Our data suggests that timing and duration may be an important factor in whether mitochondrial stress results in positive or negative effects on lifespan. High dietary glucose during development extends lifespan, requires UPRmt genes but does induce strong activation of the UPRmt. However, high dietary glucose exposure during adulthood does induce an UPRmt response and is associated with decreased lifespan. Thus glucose acts a stress at the cellular and mitochondrial level that limits lifespan if not alleviated during adulthood. These effects are consistent with the hyperfunction theory of aging that suggest cellular pathways activated during development can accelerate aging if activity is maintained during adulthood [20].

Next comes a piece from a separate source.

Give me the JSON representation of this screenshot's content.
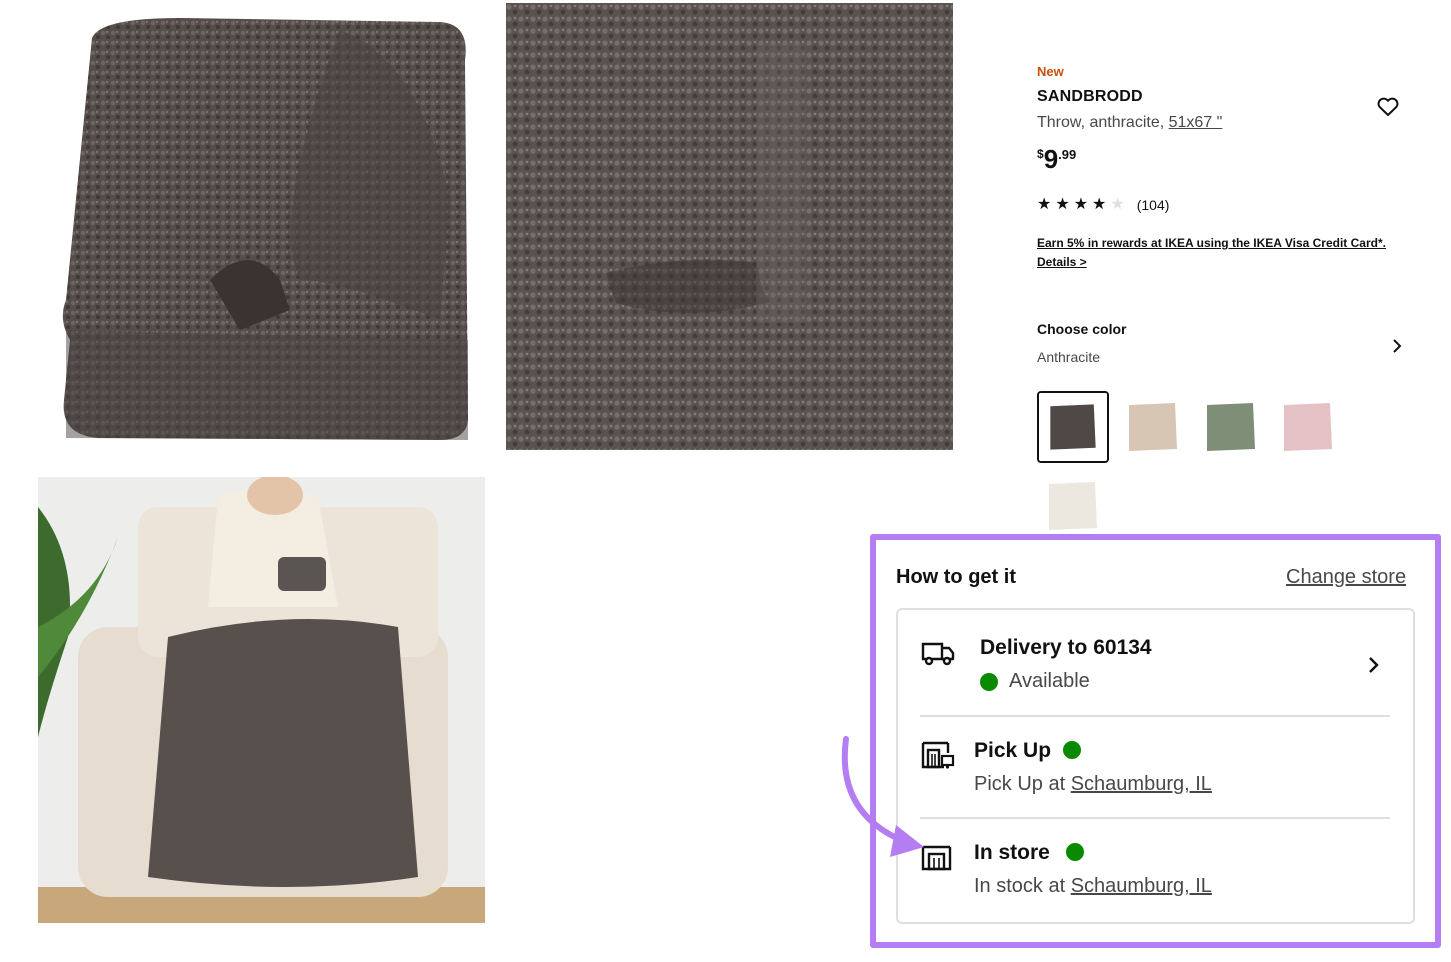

In contrast to other work [1], we found that glucose-mediated induction of the UPRmt to extend lifespan required ROS. This suggests that dietary induced mitohormesis and UPRmt may employ mechanisms different than impaired mitochondrial translation. Thus dietary mitohormesis may establish conditions in adult organisms that sensitize them to lifespan reduction via additional mitochondrial stress. Furthermore, mitochondrial stress and/or mitohormesis from dietary sources are not restricted to developmental stages in the natural world. Our data suggest that chronic engagement of the UPRmt via diet sensitizes animals to additional mitochondrial stress and may be a universal lifespan-limiting factor.

Materials and Methods

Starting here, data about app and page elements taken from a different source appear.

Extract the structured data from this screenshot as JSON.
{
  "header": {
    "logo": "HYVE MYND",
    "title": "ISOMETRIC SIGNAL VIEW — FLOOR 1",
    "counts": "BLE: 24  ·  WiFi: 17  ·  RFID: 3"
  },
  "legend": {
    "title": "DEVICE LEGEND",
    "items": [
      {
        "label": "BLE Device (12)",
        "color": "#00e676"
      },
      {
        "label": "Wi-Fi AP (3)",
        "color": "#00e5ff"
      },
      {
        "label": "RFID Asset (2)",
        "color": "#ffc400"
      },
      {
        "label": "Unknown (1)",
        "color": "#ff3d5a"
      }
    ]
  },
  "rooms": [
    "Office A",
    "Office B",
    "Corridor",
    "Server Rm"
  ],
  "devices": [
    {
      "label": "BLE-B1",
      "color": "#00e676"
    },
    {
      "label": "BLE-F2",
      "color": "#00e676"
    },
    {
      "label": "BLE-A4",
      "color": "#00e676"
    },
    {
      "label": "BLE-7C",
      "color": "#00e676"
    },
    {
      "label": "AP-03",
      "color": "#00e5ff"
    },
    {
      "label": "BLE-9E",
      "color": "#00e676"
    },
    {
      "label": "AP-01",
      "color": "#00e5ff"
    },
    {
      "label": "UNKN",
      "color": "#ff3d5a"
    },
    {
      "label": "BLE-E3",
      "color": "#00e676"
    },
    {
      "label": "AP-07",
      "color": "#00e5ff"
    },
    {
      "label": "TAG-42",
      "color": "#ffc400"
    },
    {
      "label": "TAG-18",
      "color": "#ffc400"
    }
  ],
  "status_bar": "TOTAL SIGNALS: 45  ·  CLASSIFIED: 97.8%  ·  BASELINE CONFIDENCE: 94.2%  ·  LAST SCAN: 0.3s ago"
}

Worm strains and genetics

Worms were maintained on standard NGM plates streaked with OP50 E. coli. In some experiments D-glucose was added to NGM plates. All strains were scored at 20°C unless indicated. Strains used in this study were obtained from the C. elegans Genetics Center (University of Minnesota, Minneapolis) unless indicated and include: atfs-1(gk3094); atfs-1(et15); mev-1(kn1); isp-1(qm150); zcIs13[hsp-6::GFP]; zcIs9[hsp-60::GFP]; zcIs39[dve-1p::dve-1::GFP] ; zcIs19[ubl-5p::ubl-5::GFP]; zcIs14[myo-3::GFP(mit)] ; ccIs4251[myo-3p::GFP(NLS)::LacZ (pSAK2) + myo-3p::GFP(mit) (pSAK4) + dpy-20(+)] and sid-1(pk3321).

Fluorescence microscopy

Animals were immobilized in M9 with 5 mM levamisole and mounted on slides with 2% agarose pads. Animals were visualized with a Leica 6000 and a Leica DFC 480 camera. A minimum of 30 animals was scored per treatment over 3 trials. Mito-GFP animals were visualized at days 1, 5 and 9 of adulthood with a Leica TCS_SP5 confocal microscope and analyzed with LAS AF software. The mean and SEM were calculated for each trial and two-tailed t-tests were used for statistical analysis.

Lifespan assays

Worms were grown on NGM or NGM + 1%, 2% or 4% glucose and transferred on NGM or NGM + glucose. 30-40 animals/plate by triplicates were tested at 20°C from adult day 1 until death. Worms were declared dead if they didn't respond to tactile or heat stimulus.

RNAi experiments

RNAi-treated strains were fed with E. coli (HT115) containing an Empty Vector (EV), atfs-1 (ZC376.7), ubl-5 (F46F11.6), cco-1 (F26E4.9) RNAi clones from the ORFeome RNAi library (2) and dve-1(ZK1193.5) clone from Arhinger RNAi library. RNAi experiments were performed at 20°C. Worms were grown on either NGM or NGM + 2% glucose both enriched with 1 mM Isopropyl-b-D-thiogalactopyranoside (IPTG).


For paralysis and stress-resistance tests, survival curves were generated and compared using the Log-rank (Mantel-Cox) test, and a 60-100 animals were tested per genotype and repeated at least three times.

Supplementary Materials

Supplementary Figures and Table


We thank S. Peyrard for technical assistance.


A.T. was supported by a CIHR and Huntington's Society of Canada fellowship. This work was supported by a NSERC Discovery Grant to J.A.P.

Conflicts of Interest

The authors declare no conflict of interests.